Retail fuel prices (the amount you pay at the bowser), are at a 14 year-high according to the ACCC June quarter report, despite the excise being halved. 

For the week ending September 11, the average price of petrol in Victoria was 162 cents per litre, with Victorians in metropolitan regions paying slightly less on average (160.6 cents) compared to regional residents (166.1 cents).  

For comparison, the average petrol price for the 2021 September quarter in Melbourne was 155.2 cents per litre, while in the June 2021 quarter it was 144.5.  

How expensive is Australian fuel? 

With prices on the rise, you might be surprised to hear that in a global context, Australian prices are relatively low.  

According to the Australian Institute of Petroleum, Australia had the sixth cheapest petrol and diesel prices compared to the other 33 OECD countries during the March 2022 quarter.

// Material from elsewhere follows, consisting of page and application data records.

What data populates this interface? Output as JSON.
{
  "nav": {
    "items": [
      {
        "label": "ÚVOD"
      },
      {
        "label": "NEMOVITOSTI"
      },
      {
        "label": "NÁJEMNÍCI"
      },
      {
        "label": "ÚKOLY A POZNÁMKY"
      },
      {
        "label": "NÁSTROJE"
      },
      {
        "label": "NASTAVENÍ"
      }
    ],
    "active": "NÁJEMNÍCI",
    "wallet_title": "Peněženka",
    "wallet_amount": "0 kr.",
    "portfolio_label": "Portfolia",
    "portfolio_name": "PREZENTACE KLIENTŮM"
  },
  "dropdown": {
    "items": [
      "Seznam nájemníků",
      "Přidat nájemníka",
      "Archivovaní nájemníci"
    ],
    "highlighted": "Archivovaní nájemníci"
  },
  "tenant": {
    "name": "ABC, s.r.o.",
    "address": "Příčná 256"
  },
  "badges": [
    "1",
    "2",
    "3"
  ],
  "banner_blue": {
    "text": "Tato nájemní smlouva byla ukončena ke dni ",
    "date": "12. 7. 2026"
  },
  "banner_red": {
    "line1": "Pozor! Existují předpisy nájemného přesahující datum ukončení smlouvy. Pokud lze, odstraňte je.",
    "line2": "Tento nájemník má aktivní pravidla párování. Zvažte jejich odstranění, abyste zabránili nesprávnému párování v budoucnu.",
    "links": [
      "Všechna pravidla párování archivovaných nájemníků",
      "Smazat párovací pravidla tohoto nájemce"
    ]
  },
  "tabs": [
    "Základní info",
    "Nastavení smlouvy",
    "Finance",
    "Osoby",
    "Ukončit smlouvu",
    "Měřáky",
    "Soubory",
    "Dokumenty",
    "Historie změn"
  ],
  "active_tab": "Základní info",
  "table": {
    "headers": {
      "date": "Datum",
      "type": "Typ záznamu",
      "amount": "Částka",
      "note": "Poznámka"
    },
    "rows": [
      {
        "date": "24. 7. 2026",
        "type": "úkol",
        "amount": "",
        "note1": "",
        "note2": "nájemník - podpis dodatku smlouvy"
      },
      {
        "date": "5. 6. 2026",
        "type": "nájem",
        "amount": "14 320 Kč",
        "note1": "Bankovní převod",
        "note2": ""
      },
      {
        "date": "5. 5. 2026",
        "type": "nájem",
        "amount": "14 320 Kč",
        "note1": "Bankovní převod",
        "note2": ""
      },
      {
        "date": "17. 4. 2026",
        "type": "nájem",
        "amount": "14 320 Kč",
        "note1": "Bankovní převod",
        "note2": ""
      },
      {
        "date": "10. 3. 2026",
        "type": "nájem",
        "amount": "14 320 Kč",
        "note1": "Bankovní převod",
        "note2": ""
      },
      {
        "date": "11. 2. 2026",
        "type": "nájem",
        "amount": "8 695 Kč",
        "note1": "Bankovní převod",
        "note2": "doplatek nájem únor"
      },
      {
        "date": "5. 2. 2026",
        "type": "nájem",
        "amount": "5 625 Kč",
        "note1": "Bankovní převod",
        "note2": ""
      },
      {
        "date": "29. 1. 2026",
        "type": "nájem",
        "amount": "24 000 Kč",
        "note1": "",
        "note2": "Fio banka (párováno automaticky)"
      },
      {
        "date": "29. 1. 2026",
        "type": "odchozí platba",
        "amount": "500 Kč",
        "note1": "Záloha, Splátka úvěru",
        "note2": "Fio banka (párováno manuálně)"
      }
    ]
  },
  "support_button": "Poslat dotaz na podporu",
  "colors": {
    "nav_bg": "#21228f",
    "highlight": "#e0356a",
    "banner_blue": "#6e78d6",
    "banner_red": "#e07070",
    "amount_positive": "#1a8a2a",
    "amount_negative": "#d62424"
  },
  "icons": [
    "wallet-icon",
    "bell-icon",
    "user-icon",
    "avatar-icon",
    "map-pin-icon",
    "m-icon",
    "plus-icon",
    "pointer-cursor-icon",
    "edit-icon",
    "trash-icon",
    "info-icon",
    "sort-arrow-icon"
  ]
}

The Netherlands has the most expensive fuel while the United States has the cheapest.  

It’s worth noting that the cost of fuel itself between Australia, the Netherlands and the US are similar, with fuel taxation in each country the determining factor in the total cost to consumers.


A person inflating a car tyre

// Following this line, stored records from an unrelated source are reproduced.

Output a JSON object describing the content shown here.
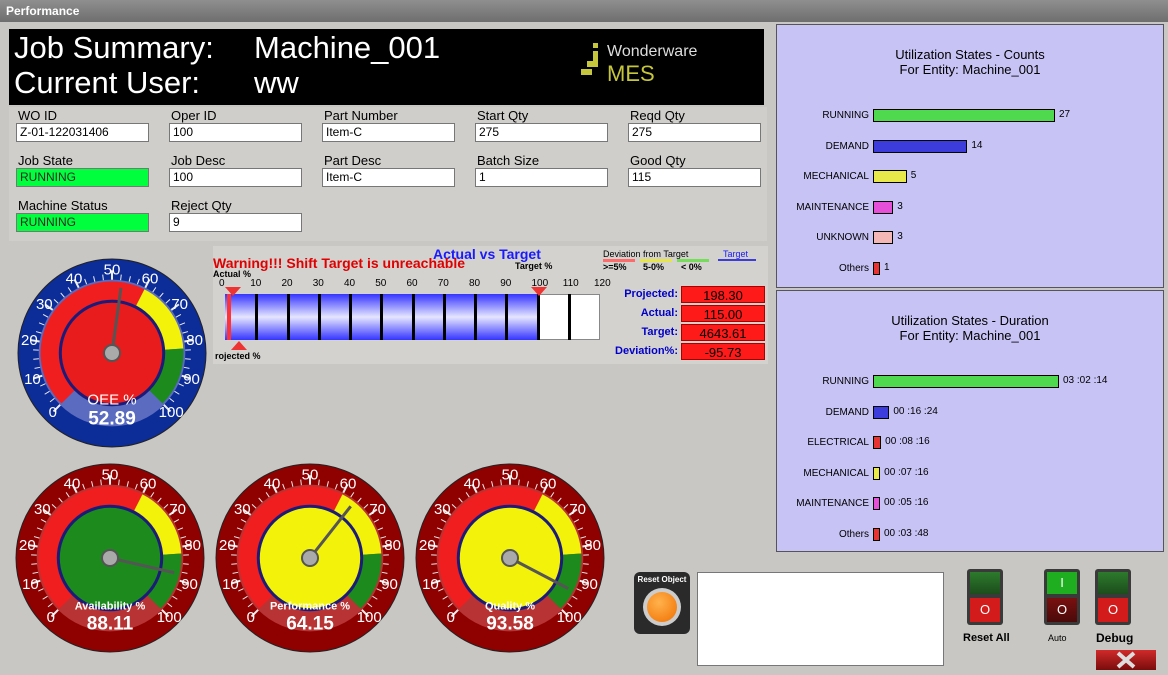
{
  "window": {
    "title": "Performance"
  },
  "header": {
    "job_label": "Job Summary:",
    "job_value": "Machine_001",
    "user_label": "Current User:",
    "user_value": "ww",
    "logo_top": "Wonderware",
    "logo_bottom": "MES"
  },
  "fields": {
    "wo_id": {
      "label": "WO ID",
      "value": "Z-01-122031406"
    },
    "oper_id": {
      "label": "Oper ID",
      "value": "100"
    },
    "part_number": {
      "label": "Part Number",
      "value": "Item-C"
    },
    "start_qty": {
      "label": "Start Qty",
      "value": "275"
    },
    "reqd_qty": {
      "label": "Reqd Qty",
      "value": "275"
    },
    "job_state": {
      "label": "Job State",
      "value": "RUNNING"
    },
    "job_desc": {
      "label": "Job Desc",
      "value": "100"
    },
    "part_desc": {
      "label": "Part Desc",
      "value": "Item-C"
    },
    "batch_size": {
      "label": "Batch Size",
      "value": "1"
    },
    "good_qty": {
      "label": "Good Qty",
      "value": "115"
    },
    "machine_status": {
      "label": "Machine Status",
      "value": "RUNNING"
    },
    "reject_qty": {
      "label": "Reject Qty",
      "value": "9"
    }
  },
  "actual_vs_target": {
    "title": "Actual vs Target",
    "warning": "Warning!!! Shift Target is unreachable",
    "actual_pct_label": "Actual %",
    "target_pct_label": "Target %",
    "projected_pct_label": "rojected %",
    "legend_title": "Deviation from Target",
    "legend_items": [
      ">=5%",
      "5-0%",
      "< 0%"
    ],
    "legend_target": "Target",
    "scale": [
      "0",
      "10",
      "20",
      "30",
      "40",
      "50",
      "60",
      "70",
      "80",
      "90",
      "100",
      "110",
      "120"
    ],
    "projected_value_pct": 198.3,
    "actual_value_pct": 100,
    "stats": [
      {
        "label": "Projected:",
        "value": "198.30"
      },
      {
        "label": "Actual:",
        "value": "115.00"
      },
      {
        "label": "Target:",
        "value": "4643.61"
      },
      {
        "label": "Deviation%:",
        "value": "-95.73"
      }
    ]
  },
  "gauges": {
    "ticks": [
      "0",
      "10",
      "20",
      "30",
      "40",
      "50",
      "60",
      "70",
      "80",
      "90",
      "100"
    ],
    "oee": {
      "label": "OEE %",
      "value": "52.89",
      "num": 52.89
    },
    "availability": {
      "label": "Availability %",
      "value": "88.11",
      "num": 88.11
    },
    "performance": {
      "label": "Performance %",
      "value": "64.15",
      "num": 64.15
    },
    "quality": {
      "label": "Quality %",
      "value": "93.58",
      "num": 93.58
    }
  },
  "counts_panel": {
    "title1": "Utilization States - Counts",
    "title2": "For Entity: Machine_001",
    "rows": [
      {
        "label": "RUNNING",
        "value": "27",
        "num": 27,
        "color": "#4fd94f"
      },
      {
        "label": "DEMAND",
        "value": "14",
        "num": 14,
        "color": "#3c3cdc"
      },
      {
        "label": "MECHANICAL",
        "value": "5",
        "num": 5,
        "color": "#e8e84a"
      },
      {
        "label": "MAINTENANCE",
        "value": "3",
        "num": 3,
        "color": "#e64fd7"
      },
      {
        "label": "UNKNOWN",
        "value": "3",
        "num": 3,
        "color": "#f5b6b6"
      },
      {
        "label": "Others",
        "value": "1",
        "num": 1,
        "color": "#e83333"
      }
    ]
  },
  "duration_panel": {
    "title1": "Utilization States - Duration",
    "title2": "For Entity: Machine_001",
    "rows": [
      {
        "label": "RUNNING",
        "value": "03 :02 :14",
        "num": 182,
        "color": "#4fd94f"
      },
      {
        "label": "DEMAND",
        "value": "00 :16 :24",
        "num": 16,
        "color": "#3c3cdc"
      },
      {
        "label": "ELECTRICAL",
        "value": "00 :08 :16",
        "num": 8,
        "color": "#e83333"
      },
      {
        "label": "MECHANICAL",
        "value": "00 :07 :16",
        "num": 7,
        "color": "#e8e84a"
      },
      {
        "label": "MAINTENANCE",
        "value": "00 :05 :16",
        "num": 5,
        "color": "#e64fd7"
      },
      {
        "label": "Others",
        "value": "00 :03 :48",
        "num": 4,
        "color": "#e83333"
      }
    ]
  },
  "controls": {
    "reset_object": "Reset Object",
    "reset_all": "Reset All",
    "auto": "Auto",
    "debug": "Debug",
    "switch_on": "I",
    "switch_off": "O"
  }
}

Keeping your tyres inflated is one easy way to minimise your fuel usage, along with keeping you car well maintained.

The fuel cycle and when fuel prices are expected to rise 

Along with global factors (both natural and man-made) and taxes, competition between retailers is a factor in determining the fuel prices you pay. 

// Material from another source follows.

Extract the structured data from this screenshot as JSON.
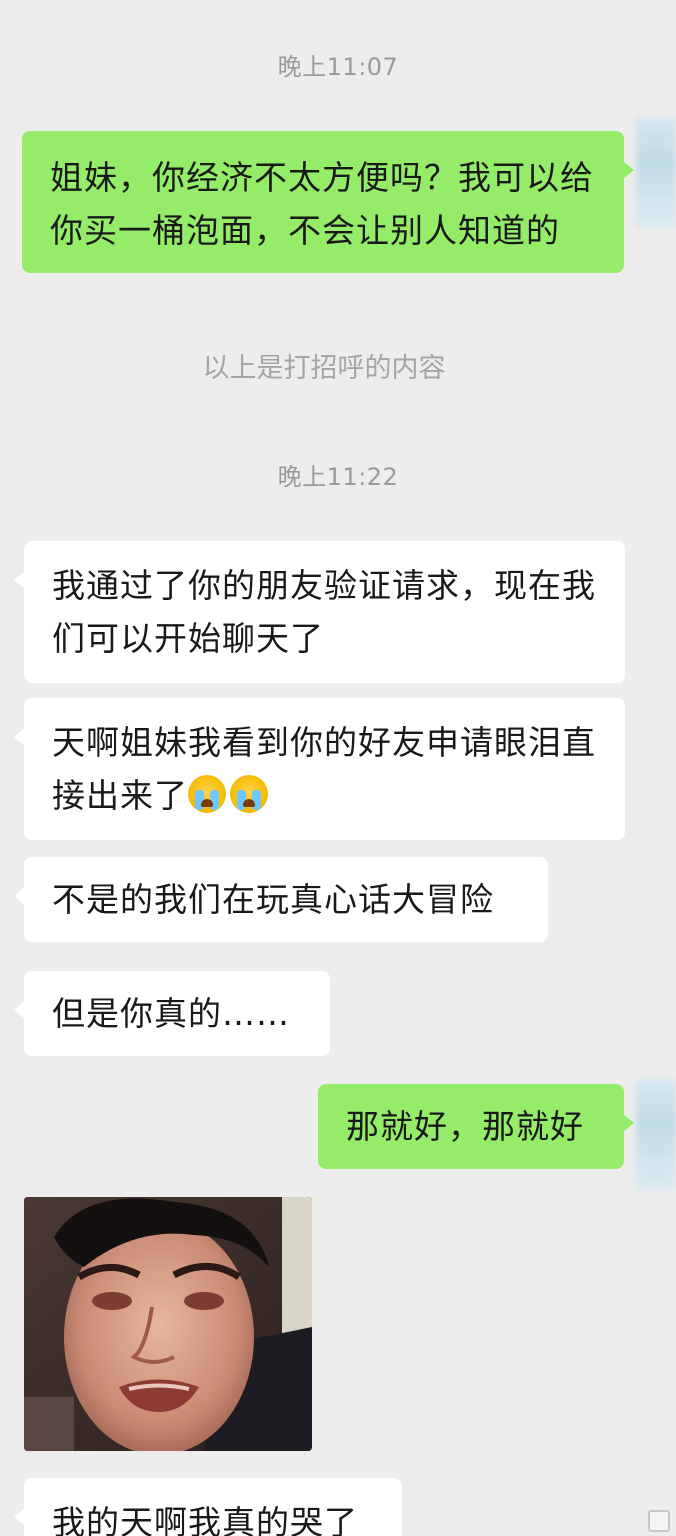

When one fuel retail chain decides to drop their prices, this can cause competing retailers to follow suit - matching the price or even undercutting it. This cycle continues until it’s no longer profitable for businesses, at which stage the prices can reset – that is, they go back up.  

You’re not imagining it either when fuel prices tend to rise around holiday periods, as retailers respond to supply and demand for fuel at these peak times.  

How to save money on fuel 

Along with keeping an eye on the arevo fuel finder, there are several ways your can minimise the cost of fuel for your vehicle.  

Maintain your car 

Getting your car serviced on schedule can ensure the engine is running as efficiently as possible. Even simple tricks like making sure your tyres are adequately inflated can reduce the amount of fuel used. 

Shop around 

Using a fuel tracker app like arevo fuel finder can help you find the best-priced fuel in your area. Prices are updated regularly by service stations so you can make informed decisions.  

Lighten the load 

Take out any excess weight in your boot – don’t drive around with luggage you don’t need for that specific journey. If you have a roof rack, remove it when not in use as it can create drag and make your engine work harder.  

Be consistent 

High speeds, harsh braking and quick acceleration can expend more fuel. Keeping a consistent, safe speed will use less fuel – if your car has the feature, using cruise control on highways is another way to lessen fuel usage.  

Buy the right type 

Not buying the right type of fuel for your car can cost you more than you might think. Car engines are developed to run on a specific fuel-type. Make sure you know which one your car needs to operate most efficiently.